'''

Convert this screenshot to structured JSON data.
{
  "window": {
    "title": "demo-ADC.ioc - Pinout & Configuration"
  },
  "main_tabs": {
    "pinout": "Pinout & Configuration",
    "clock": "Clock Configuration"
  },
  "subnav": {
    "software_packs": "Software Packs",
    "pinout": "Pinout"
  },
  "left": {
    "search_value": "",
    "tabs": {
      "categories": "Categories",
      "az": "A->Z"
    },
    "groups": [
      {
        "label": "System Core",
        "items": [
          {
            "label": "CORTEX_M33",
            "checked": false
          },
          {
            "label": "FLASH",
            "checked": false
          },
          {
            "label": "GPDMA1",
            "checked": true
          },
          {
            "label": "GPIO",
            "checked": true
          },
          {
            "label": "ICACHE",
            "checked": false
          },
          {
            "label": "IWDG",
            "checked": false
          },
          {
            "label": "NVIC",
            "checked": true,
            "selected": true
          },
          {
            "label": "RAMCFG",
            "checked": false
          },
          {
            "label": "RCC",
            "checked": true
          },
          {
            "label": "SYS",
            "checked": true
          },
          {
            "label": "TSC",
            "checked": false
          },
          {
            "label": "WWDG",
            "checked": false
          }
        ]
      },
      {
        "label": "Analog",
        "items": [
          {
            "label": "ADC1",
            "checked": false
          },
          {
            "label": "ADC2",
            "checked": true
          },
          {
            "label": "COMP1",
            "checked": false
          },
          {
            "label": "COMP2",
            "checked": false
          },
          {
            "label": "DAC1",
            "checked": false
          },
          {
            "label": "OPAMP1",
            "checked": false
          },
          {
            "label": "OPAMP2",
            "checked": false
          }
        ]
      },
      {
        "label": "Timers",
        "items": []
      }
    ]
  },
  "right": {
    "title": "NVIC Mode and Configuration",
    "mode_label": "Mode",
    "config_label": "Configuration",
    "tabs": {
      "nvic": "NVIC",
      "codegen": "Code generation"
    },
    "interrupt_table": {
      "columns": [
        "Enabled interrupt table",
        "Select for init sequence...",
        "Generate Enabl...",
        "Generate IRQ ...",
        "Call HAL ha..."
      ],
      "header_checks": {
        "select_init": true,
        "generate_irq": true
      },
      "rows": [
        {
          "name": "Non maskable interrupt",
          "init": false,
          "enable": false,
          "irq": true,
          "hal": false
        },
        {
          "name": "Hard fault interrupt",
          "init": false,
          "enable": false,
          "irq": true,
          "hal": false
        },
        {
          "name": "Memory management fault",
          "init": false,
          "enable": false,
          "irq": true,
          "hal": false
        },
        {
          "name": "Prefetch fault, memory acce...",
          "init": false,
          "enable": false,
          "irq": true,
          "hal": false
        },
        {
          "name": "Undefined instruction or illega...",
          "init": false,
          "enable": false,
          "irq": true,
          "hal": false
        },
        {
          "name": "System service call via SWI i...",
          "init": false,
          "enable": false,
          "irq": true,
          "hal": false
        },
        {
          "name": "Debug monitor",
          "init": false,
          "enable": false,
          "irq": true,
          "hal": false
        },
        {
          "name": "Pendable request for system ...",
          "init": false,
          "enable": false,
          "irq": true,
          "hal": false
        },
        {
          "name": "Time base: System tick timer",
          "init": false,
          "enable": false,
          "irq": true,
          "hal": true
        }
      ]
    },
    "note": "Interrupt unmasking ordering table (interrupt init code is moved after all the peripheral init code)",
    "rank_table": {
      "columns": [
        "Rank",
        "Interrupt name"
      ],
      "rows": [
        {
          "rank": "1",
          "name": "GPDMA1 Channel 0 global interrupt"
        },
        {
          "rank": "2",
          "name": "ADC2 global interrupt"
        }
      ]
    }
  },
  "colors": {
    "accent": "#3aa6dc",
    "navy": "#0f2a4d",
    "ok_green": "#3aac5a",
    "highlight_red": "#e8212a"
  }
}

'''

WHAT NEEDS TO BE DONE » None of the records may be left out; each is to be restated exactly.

RESPONSE TO THE EXERCISE »
Convert this screenshot to structured JSON data.
{
  "window": {
    "title": "demo-ADC.ioc - Pinout & Configuration"
  },
  "main_tabs": {
    "pinout": "Pinout & Configuration",
    "clock": "Clock Configuration"
  },
  "subnav": {
    "software_packs": "Software Packs",
    "pinout": "Pinout"
  },
  "left": {
    "search_value": "",
    "tabs": {
      "categories": "Categories",
      "az": "A->Z"
    },
    "groups": [
      {
        "label": "System Core",
        "items": [
          {
            "label": "CORTEX_M33",
            "checked": false
          },
          {
            "label": "FLASH",
            "checked": false
          },
          {
            "label": "GPDMA1",
            "checked": true
          },
          {
            "label": "GPIO",
            "checked": true
          },
          {
            "label": "ICACHE",
            "checked": false
          },
          {
            "label": "IWDG",
            "checked": false
          },
          {
            "label": "NVIC",
            "checked": true,
            "selected": true
          },
          {
            "label": "RAMCFG",
            "checked": false
          },
          {
            "label": "RCC",
            "checked": true
          },
          {
            "label": "SYS",
            "checked": true
          },
          {
            "label": "TSC",
            "checked": false
          },
          {
            "label": "WWDG",
            "checked": false
          }
        ]
      },
      {
        "label": "Analog",
        "items": [
          {
            "label": "ADC1",
            "checked": false
          },
          {
            "label": "ADC2",
            "checked": true
          },
          {
            "label": "COMP1",
            "checked": false
          },
          {
            "label": "COMP2",
            "checked": false
          },
          {
            "label": "DAC1",
            "checked": false
          },
          {
            "label": "OPAMP1",
            "checked": false
          },
          {
            "label": "OPAMP2",
            "checked": false
          }
        ]
      },
      {
        "label": "Timers",
        "items": []
      }
    ]
  },
  "right": {
    "title": "NVIC Mode and Configuration",
    "mode_label": "Mode",
    "config_label": "Configuration",
    "tabs": {
      "nvic": "NVIC",
      "codegen": "Code generation"
    },
    "interrupt_table": {
      "columns": [
        "Enabled interrupt table",
        "Select for init sequence...",
        "Generate Enabl...",
        "Generate IRQ ...",
        "Call HAL ha..."
      ],
      "header_checks": {
        "select_init": true,
        "generate_irq": true
      },
      "rows": [
        {
          "name": "Non maskable interrupt",
          "init": false,
          "enable": false,
          "irq": true,
          "hal": false
        },
        {
          "name": "Hard fault interrupt",
          "init": false,
          "enable": false,
          "irq": true,
          "hal": false
        },
        {
          "name": "Memory management fault",
          "init": false,
          "enable": false,
          "irq": true,
          "hal": false
        },
        {
          "name": "Prefetch fault, memory acce...",
          "init": false,
          "enable": false,
          "irq": true,
          "hal": false
        },
        {
          "name": "Undefined instruction or illega...",
          "init": false,
          "enable": false,
          "irq": true,
          "hal": false
        },
        {
          "name": "System service call via SWI i...",
          "init": false,
          "enable": false,
          "irq": true,
          "hal": false
        },
        {
          "name": "Debug monitor",
          "init": false,
          "enable": false,
          "irq": true,
          "hal": false
        },
        {
          "name": "Pendable request for system ...",
          "init": false,
          "enable": false,
          "irq": true,
          "hal": false
        },
        {
          "name": "Time base: System tick timer",
          "init": false,
          "enable": false,
          "irq": true,
          "hal": true
        }
      ]
    },
    "note": "Interrupt unmasking ordering table (interrupt init code is moved after all the peripheral init code)",
    "rank_table": {
      "columns": [
        "Rank",
        "Interrupt name"
      ],
      "rows": [
        {
          "rank": "1",
          "name": "GPDMA1 Channel 0 global interrupt"
        },
        {
          "rank": "2",
          "name": "ADC2 global interrupt"
        }
      ]
    }
  },
  "colors": {
    "accent": "#3aa6dc",
    "navy": "#0f2a4d",
    "ok_green": "#3aac5a",
    "highlight_red": "#e8212a"
  }
}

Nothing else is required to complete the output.